- Central Texas northward to E Kansas
- E Kansas northeastward to S Massachusetts
- S Massachusetts southward to S Florida
- Florida westward to central Texas
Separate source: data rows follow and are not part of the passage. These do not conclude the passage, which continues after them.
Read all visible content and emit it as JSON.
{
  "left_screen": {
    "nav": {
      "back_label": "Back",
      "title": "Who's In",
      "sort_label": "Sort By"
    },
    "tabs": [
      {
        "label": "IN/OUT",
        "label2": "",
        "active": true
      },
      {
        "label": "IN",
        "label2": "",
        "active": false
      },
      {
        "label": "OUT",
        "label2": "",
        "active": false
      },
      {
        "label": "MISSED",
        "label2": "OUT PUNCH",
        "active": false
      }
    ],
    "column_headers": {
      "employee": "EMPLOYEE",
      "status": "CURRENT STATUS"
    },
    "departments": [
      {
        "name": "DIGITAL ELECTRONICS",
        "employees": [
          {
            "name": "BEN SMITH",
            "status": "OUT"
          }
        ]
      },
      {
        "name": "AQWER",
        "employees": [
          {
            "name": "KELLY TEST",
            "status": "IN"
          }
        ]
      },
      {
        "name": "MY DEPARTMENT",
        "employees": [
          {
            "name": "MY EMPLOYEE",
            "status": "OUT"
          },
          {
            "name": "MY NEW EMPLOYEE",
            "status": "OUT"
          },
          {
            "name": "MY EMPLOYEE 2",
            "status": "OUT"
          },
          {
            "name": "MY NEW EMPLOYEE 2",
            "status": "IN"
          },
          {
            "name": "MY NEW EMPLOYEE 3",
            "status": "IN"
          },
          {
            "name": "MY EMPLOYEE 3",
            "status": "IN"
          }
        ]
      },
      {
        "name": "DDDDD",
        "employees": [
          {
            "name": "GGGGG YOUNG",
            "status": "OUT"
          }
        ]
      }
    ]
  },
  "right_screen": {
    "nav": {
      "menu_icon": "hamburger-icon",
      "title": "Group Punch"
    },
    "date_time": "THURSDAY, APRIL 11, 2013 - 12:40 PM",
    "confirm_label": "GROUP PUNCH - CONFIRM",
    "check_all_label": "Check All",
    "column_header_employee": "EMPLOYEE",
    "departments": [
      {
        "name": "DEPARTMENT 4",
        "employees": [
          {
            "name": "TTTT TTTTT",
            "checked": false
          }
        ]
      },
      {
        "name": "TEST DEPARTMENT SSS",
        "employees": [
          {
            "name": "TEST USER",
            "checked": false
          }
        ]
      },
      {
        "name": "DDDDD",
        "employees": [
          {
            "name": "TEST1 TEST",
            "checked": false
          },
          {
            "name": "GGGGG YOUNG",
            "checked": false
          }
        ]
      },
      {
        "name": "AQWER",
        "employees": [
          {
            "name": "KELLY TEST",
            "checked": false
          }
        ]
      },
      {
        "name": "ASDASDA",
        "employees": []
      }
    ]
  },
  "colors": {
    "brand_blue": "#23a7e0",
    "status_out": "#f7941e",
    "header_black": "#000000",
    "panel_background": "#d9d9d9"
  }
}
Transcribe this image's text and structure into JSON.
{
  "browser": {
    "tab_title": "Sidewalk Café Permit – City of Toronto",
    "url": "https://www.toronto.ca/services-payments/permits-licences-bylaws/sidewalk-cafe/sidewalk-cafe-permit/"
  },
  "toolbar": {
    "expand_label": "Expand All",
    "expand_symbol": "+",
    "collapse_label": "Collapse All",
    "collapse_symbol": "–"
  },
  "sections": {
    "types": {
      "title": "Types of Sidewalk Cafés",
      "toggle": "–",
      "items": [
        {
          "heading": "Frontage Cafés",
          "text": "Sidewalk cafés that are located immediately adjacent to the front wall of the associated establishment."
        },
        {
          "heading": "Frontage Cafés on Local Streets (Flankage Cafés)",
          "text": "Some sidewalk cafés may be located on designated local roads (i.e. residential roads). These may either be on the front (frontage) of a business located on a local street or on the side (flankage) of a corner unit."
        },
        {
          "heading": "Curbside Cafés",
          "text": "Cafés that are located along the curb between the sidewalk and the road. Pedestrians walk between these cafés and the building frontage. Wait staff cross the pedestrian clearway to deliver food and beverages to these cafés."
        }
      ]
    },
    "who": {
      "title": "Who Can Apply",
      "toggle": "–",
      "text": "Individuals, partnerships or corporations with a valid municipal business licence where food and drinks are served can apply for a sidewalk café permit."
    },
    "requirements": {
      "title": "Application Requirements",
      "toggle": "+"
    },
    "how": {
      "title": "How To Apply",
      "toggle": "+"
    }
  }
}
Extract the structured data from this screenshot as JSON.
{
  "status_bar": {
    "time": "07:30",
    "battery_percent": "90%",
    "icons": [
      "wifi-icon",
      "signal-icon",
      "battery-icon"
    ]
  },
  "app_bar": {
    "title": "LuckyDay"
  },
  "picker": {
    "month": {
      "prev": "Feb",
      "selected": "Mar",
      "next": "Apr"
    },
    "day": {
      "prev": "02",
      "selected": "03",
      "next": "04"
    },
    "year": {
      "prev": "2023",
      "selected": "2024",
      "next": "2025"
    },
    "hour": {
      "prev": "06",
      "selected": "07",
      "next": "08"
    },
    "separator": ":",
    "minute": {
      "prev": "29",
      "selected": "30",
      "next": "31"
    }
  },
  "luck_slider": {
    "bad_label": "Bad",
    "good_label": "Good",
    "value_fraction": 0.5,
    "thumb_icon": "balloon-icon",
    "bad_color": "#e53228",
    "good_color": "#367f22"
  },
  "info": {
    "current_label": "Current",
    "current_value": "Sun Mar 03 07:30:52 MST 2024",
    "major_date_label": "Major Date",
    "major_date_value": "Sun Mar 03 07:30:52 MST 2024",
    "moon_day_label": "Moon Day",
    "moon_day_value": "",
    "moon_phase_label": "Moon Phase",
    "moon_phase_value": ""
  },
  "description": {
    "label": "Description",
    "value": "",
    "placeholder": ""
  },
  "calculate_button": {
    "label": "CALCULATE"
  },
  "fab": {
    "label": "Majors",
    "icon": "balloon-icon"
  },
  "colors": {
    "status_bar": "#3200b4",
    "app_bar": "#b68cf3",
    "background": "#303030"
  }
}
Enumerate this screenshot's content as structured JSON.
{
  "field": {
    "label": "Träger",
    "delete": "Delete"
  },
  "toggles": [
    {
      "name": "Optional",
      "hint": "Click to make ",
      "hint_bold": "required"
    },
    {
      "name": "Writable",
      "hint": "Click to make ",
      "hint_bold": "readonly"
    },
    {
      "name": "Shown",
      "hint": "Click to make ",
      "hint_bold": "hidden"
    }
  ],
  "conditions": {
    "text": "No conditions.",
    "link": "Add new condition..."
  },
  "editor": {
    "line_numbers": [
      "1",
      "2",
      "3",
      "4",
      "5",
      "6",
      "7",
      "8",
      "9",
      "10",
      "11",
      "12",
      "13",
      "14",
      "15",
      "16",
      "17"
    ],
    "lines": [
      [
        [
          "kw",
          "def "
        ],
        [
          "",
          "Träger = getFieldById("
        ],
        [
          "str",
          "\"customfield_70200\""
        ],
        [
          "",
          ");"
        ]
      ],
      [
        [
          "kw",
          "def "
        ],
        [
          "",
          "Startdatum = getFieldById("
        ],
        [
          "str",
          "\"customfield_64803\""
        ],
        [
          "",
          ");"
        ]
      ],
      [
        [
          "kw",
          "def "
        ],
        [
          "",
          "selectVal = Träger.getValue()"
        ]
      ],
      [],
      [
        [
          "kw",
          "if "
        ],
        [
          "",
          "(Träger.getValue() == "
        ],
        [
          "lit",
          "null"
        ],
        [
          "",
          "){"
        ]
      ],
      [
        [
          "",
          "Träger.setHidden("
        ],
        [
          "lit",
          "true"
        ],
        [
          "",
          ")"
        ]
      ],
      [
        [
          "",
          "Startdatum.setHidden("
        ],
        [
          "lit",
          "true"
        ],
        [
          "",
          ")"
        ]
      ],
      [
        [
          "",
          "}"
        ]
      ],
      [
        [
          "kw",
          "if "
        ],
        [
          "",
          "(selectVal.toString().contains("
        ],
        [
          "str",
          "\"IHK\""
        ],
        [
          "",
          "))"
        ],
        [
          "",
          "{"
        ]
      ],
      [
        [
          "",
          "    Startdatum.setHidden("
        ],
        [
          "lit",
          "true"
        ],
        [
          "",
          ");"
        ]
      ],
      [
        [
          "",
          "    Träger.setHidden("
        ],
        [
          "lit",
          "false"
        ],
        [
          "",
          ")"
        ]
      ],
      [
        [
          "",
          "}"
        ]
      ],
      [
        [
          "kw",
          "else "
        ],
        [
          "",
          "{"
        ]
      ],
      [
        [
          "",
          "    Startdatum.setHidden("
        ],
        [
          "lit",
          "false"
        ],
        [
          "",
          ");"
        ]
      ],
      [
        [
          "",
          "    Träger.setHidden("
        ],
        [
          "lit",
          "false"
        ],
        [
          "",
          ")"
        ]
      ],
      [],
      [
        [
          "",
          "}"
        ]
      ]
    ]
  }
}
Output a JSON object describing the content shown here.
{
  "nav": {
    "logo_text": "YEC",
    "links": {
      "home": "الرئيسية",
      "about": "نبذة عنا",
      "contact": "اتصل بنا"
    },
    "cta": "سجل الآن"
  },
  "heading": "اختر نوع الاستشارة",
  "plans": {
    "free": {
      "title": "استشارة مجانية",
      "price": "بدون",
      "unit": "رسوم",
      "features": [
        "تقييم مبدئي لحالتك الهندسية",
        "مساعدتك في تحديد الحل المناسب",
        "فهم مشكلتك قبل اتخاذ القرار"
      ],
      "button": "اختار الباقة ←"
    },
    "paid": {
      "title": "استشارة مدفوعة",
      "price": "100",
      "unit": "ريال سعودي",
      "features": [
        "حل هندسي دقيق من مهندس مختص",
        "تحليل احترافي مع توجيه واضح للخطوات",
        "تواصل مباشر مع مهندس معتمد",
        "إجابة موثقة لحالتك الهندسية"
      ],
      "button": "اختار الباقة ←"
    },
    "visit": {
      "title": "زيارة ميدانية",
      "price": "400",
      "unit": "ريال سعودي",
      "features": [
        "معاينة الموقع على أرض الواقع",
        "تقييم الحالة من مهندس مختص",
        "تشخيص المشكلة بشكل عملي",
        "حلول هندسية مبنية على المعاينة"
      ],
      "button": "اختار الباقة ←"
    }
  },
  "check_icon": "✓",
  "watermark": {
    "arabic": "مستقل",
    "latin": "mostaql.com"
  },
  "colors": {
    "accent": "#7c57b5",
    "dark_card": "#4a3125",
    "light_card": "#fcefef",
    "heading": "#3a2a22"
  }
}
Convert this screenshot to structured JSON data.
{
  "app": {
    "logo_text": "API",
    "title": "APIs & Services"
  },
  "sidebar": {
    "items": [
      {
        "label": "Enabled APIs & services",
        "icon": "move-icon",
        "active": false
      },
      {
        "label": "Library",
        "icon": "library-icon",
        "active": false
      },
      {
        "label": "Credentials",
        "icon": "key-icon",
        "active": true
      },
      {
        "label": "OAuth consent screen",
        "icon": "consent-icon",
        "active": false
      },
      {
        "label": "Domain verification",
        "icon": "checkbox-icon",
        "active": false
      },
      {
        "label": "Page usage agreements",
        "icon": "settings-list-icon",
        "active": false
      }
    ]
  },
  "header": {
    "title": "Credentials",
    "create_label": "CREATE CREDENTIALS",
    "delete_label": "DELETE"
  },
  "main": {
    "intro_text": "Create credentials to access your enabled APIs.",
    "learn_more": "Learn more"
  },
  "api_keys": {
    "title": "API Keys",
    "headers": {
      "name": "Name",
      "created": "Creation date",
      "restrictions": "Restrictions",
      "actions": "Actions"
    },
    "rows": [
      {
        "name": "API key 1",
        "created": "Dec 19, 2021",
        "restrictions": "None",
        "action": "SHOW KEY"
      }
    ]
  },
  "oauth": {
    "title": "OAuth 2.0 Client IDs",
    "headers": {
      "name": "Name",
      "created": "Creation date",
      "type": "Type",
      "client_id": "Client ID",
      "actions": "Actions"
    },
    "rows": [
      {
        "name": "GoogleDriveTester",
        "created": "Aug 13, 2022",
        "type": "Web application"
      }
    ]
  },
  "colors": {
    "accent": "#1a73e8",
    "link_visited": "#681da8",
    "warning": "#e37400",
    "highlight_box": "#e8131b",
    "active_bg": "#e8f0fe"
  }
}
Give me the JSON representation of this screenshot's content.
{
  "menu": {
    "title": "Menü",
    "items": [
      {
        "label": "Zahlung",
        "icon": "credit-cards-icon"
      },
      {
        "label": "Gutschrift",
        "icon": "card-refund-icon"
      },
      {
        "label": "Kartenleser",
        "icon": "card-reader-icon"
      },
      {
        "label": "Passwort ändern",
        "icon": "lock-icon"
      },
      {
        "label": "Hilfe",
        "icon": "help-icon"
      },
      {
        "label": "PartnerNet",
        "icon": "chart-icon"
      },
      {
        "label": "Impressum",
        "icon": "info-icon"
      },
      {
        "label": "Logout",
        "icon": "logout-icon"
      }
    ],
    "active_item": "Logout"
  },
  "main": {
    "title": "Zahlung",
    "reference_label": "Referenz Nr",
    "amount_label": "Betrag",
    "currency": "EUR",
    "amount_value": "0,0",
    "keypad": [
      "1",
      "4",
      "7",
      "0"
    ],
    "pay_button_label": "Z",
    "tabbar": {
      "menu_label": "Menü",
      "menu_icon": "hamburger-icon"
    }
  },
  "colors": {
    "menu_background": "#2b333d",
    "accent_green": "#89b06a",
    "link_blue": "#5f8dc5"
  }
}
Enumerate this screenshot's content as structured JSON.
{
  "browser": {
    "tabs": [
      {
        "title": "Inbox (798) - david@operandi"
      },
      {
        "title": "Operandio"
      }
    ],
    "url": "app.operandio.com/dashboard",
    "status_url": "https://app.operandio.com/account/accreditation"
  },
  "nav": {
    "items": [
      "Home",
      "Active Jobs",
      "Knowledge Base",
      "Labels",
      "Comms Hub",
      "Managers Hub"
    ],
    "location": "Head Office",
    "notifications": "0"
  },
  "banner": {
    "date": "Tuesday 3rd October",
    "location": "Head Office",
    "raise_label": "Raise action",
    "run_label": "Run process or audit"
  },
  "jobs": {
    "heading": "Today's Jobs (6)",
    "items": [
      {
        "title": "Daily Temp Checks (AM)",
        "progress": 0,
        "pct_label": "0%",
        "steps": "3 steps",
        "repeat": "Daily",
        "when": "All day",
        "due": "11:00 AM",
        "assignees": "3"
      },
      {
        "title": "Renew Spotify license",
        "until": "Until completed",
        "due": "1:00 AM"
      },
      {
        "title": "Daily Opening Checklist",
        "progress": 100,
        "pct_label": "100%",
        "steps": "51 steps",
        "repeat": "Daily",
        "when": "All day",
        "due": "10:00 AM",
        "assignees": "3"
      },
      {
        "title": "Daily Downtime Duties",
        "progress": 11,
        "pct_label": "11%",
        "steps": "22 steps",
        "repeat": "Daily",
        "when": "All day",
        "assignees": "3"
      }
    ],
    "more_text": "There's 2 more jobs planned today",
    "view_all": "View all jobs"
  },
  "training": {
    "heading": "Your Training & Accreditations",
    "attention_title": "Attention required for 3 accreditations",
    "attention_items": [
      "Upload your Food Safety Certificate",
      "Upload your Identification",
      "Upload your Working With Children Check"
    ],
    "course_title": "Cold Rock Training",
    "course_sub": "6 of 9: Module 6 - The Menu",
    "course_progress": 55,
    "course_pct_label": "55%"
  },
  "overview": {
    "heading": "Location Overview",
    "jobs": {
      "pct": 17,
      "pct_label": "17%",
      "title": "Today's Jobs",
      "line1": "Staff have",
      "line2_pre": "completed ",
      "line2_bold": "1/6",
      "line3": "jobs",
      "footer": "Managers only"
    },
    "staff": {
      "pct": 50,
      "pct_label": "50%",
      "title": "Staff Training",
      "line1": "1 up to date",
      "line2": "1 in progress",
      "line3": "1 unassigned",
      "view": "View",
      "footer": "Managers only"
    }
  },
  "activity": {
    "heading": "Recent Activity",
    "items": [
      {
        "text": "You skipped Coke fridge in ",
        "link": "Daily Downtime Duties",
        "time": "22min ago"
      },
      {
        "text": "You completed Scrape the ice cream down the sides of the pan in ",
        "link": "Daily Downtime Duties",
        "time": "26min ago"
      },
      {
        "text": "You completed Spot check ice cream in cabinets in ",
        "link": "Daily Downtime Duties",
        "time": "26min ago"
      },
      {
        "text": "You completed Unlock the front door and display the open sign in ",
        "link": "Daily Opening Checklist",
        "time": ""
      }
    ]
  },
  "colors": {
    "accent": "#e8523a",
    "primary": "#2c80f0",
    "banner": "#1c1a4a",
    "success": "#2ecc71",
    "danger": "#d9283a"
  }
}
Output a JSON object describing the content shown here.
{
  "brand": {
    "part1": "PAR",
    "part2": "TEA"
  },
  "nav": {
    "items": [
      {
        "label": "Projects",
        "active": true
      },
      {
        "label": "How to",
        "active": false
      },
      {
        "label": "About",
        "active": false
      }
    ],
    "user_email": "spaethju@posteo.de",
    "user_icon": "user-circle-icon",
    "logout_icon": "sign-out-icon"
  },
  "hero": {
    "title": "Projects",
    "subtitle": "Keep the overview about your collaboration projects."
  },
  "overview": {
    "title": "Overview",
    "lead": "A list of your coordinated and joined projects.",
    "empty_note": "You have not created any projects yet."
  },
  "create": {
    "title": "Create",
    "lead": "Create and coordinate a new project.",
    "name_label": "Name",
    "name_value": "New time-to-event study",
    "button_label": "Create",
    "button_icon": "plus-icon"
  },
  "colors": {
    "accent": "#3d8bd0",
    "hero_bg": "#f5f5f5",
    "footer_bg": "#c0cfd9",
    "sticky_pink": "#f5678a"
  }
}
This small tree was introduced into the US from eastern Asia where the inner bark has been used as a source of paper. It develops a rounded crown to about 30-45 feet in height and breadth. As is true of other members of its family, it has milky sap. The hairy leaves may be up to 8 inches long with serrated edges, and they often have 1 or 2 lateral lobes. Blooming is in the spring, with the sexes on different trees. Male flowers are in clusters about up to 3 inches long. On female trees, the fruit cluster, comprised of individual red fruits, is a round ball about an inch in diameter that ripens in the autumn. Although paper mulberry may be planted as an ornamental, it often escapes and aggressively displaces native plants, spreading by seeds and root suckers in disturbed areas.